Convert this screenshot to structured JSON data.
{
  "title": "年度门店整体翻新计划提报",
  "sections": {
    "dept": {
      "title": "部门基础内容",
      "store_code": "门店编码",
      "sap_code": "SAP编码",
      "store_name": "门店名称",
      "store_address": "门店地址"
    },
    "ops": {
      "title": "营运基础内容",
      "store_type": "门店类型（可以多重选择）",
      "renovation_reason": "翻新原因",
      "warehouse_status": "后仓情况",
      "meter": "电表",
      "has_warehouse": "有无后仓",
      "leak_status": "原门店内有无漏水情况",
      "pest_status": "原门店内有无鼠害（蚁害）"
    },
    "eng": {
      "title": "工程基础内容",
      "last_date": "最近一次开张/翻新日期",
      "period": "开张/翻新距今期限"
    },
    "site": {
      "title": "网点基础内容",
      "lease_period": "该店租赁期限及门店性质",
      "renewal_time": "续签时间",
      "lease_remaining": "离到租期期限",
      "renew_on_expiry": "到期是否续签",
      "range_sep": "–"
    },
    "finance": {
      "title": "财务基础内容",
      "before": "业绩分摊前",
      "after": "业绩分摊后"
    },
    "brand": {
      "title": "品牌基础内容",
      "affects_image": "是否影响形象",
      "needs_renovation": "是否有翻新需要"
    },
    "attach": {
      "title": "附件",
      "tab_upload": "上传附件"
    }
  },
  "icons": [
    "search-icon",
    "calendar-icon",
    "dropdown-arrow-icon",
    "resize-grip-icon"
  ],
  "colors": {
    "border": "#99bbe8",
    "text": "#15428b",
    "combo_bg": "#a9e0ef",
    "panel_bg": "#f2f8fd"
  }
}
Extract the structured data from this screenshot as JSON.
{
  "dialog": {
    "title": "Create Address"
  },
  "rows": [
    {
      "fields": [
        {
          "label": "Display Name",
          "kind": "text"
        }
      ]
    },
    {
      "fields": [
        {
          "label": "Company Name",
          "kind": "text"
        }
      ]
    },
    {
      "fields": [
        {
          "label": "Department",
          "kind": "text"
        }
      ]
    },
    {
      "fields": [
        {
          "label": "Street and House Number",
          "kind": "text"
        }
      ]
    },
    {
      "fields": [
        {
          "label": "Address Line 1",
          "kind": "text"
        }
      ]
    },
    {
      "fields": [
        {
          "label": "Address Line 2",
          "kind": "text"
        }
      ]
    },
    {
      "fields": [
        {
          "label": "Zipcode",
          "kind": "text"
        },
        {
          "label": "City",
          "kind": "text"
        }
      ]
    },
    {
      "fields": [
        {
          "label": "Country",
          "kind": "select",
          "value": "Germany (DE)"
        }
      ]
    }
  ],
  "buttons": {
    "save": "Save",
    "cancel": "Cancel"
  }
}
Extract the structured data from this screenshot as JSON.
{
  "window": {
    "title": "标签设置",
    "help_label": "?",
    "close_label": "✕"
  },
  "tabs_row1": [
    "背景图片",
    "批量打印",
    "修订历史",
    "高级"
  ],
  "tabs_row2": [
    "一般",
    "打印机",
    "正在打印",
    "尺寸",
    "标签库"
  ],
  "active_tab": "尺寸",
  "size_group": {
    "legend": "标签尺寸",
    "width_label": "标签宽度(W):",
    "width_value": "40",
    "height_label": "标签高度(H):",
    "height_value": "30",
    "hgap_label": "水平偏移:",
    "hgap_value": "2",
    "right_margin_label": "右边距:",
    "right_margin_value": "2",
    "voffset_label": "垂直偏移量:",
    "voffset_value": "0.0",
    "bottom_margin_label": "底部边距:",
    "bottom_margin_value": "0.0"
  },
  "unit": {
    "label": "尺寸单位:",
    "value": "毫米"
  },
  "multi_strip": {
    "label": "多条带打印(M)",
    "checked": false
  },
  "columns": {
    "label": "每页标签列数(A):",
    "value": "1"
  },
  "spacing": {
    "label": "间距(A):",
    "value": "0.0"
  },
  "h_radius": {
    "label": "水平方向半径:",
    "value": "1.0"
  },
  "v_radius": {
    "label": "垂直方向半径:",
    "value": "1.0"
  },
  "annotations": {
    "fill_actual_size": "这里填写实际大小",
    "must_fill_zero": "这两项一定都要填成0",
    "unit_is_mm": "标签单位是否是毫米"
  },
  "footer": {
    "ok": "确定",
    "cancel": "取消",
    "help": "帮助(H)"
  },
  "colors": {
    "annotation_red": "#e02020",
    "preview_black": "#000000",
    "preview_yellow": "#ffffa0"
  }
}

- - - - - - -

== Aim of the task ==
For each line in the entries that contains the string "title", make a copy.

== Solution ==
  "title": "年度门店整体翻新计划提报",
      "title": "部门基础内容",
      "title": "营运基础内容",
      "title": "工程基础内容",
      "title": "网点基础内容",
      "title": "财务基础内容",
      "title": "品牌基础内容",
      "title": "附件",
    "title": "Create Address"
    "title": "标签设置",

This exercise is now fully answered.